“The company promised this pilot group that Mesaba pilots would be used to expand the airline. Instead, our pilots are being laid off while management uses profits from our pilots’ hard work to purchase a new carrier,” said Capt. Tom Wychor, chairman of Mesaba Airlines’ ALPA unit. “This is clearly designed to hurt our current negotiations and is devastating employee morale.”
In late August Mesaba said it would furlough some 50 of its 950 pilots and close its flight-crew bases in Wausau and Rhinelander, Wis., by the end of the year. The company attributed the decision to a 12-percent decline in traffic over the first seven months of the year. The announcement came as the company prepared to enter federal mediation with its pilot group after 15 months of negotiations yielded little progress toward a settlement.
Mesaba needs to achieve labor peace with its pilot group before Northwest Airlines will consider awarding its Minneapolis-based affiliate any of the 75 Bombardier CRJ440s it ordered last year. To date, Northwest has assigned all its Bombardier regional jets to wholly owned subsidiary Pinnacle Airlines, which during the past year has expanded its presence to new hubs in Detroit and Minneapolis with the new RJs.
“Mesaba’s goal is to expand our business activities profitably both within the framework of our existing operations and in new areas of opportunity,” said Foley. “Big Sky is a good example of the type of opportunity we are seeking. It is an efficiently run company with an excellent safety record and a cost structure that positions it well in the highly competitive regional airline marketplace.”

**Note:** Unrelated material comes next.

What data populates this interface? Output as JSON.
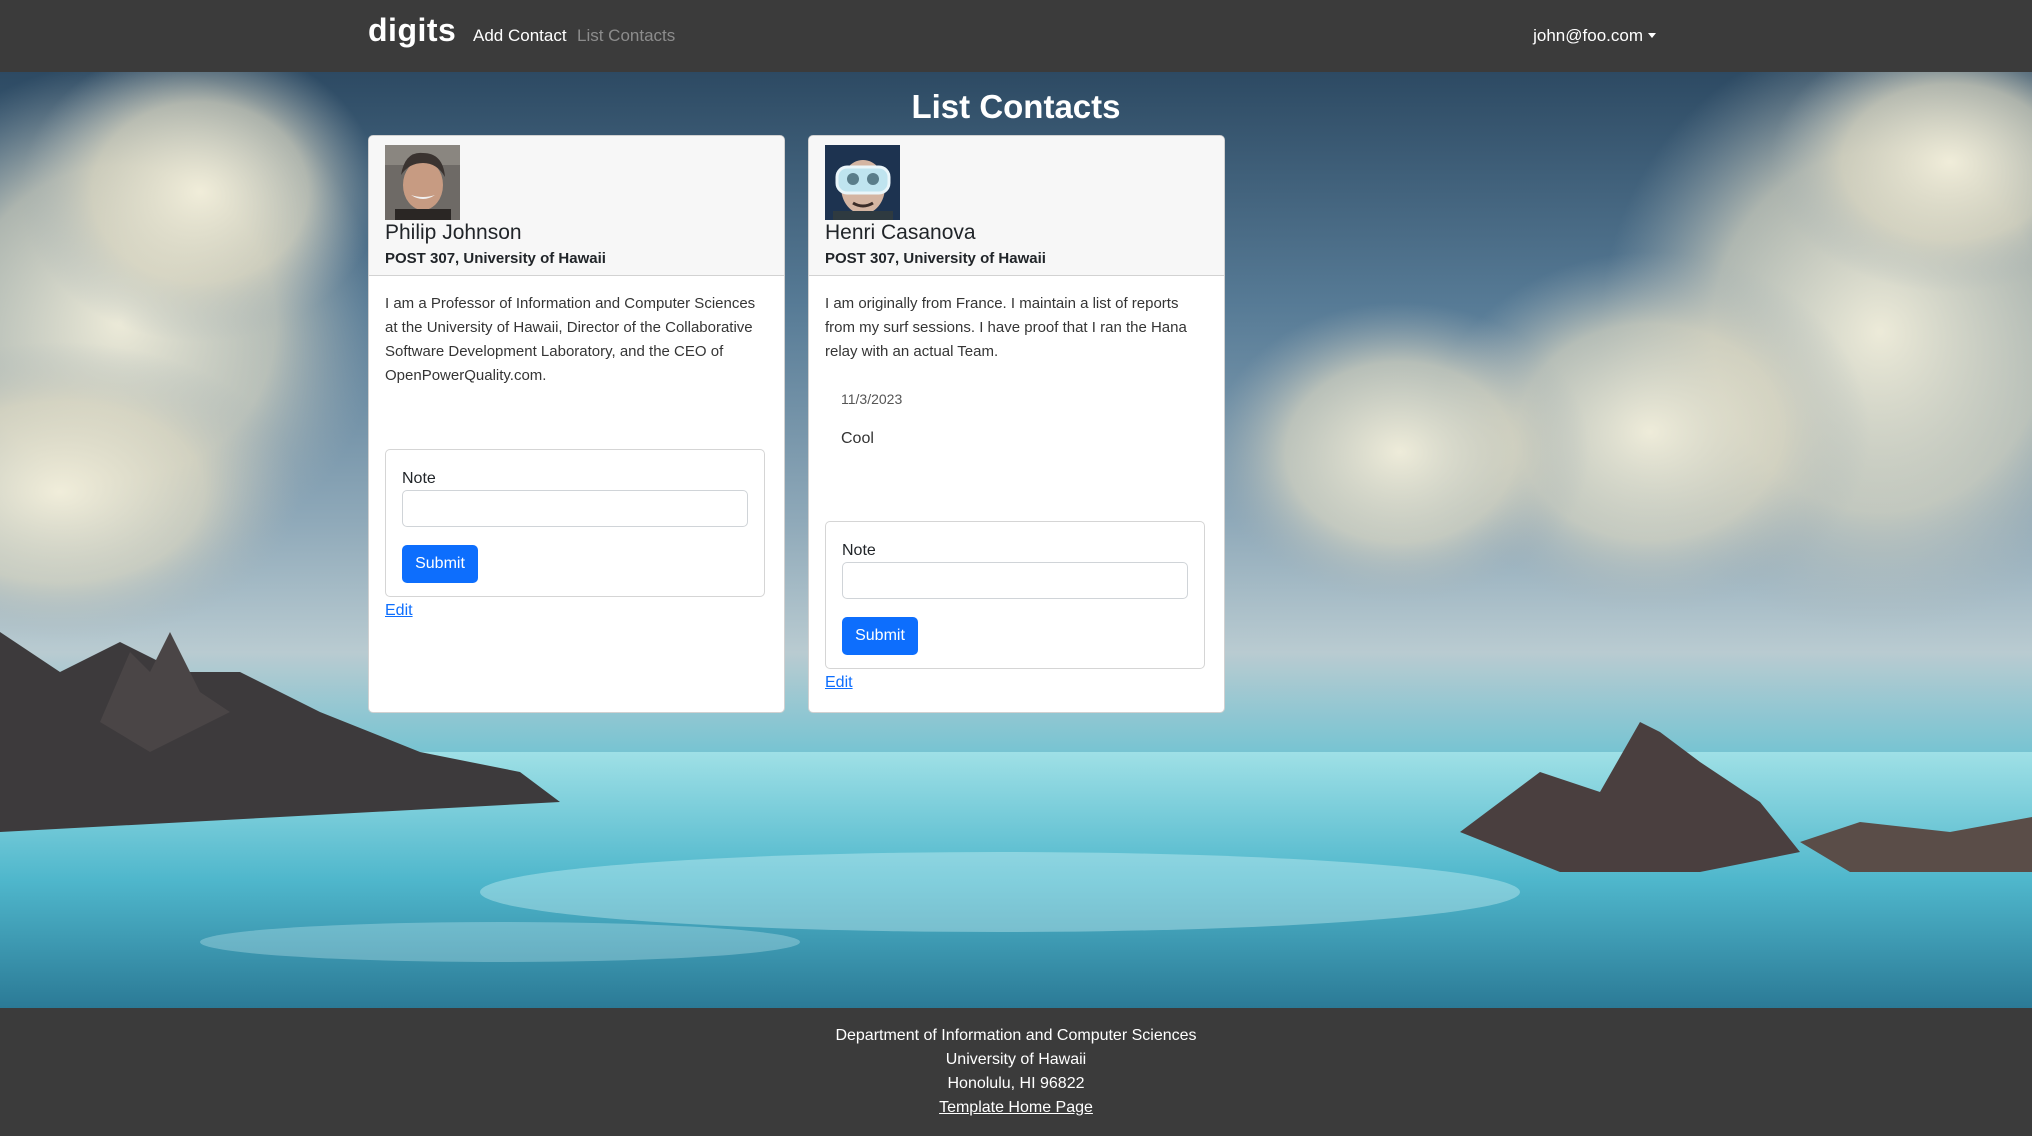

Foley recently relinquished his title of CEO at Mesaba Holdings’ operating subsidiary, Mesaba Aviation, as part of a wide-ranging corporate restructuring implemented simultaneously with its decision to buy Big Sky. At the same time, Mesaba Holdings’ CFO, Robert Weil, relinquished his title of Aviation’s vice president and CFO. As a result, John Spanjers, Mesaba Aviation’s COO, added the title of president of the operating unit, while the company’s comptroller, Randy Stroebel, assumed the title of v-p of finance.
Big Sky, a Montana stalwart since it opened for business in 1978, now flies a fleet of 15 Fairchild Metro IIIs to 20 communities in Montana, North Dakota, Washington, Colorado and Idaho. In November 1998 it opened a new base at Dallas/Fort Worth International Airport to serve seven EAS-subsidized markets formerly served by bankrupt Aspen Mountain Air, followed by a foray into Denver in 2000 that had grown to include direct flights to Billings, Idaho Falls and Enid, Okla., under a code share with America West Airlines. However, it had to close its base in Dallas and pull its service from Enid on September 30 after Phoenix-based Mesa Air Group won a two-year contract for all seven of Big Sky’s southern EAS markets. As a result, Big Sky lost $13.4 million worth of DOT subsidies over the two-year contract period, and a total of some $21 million in revenues.
Mesaba, meanwhile, continues what Foley described as a “tediously slow and painful” process of negotiations with ALPA, made more so by the pilots’ desire to win back concessions they yielded during their last contract talks in 1996. Six years later the company finds itself in the midst of an industrywide downturn, just as its primary code-share partner, Northwest Airlines, prepares to allocate another batch of regional jets–but only to an affiliate that can demonstrate both labor peace and cost containment.
In the absence of a deal with the Mesaba pilots, management has decided to take an avenue similar to that used by Mesa Air Group when it established a new non-union division to gain leverage over its ALPA-represented pilot group, according to the union. “This is a very dangerous trend in our industry,” said ALPA president Duane Woerth. “ALPA will use all appropriate means, including financial, legal, communications and other resources, to end this whipsawing tactic.”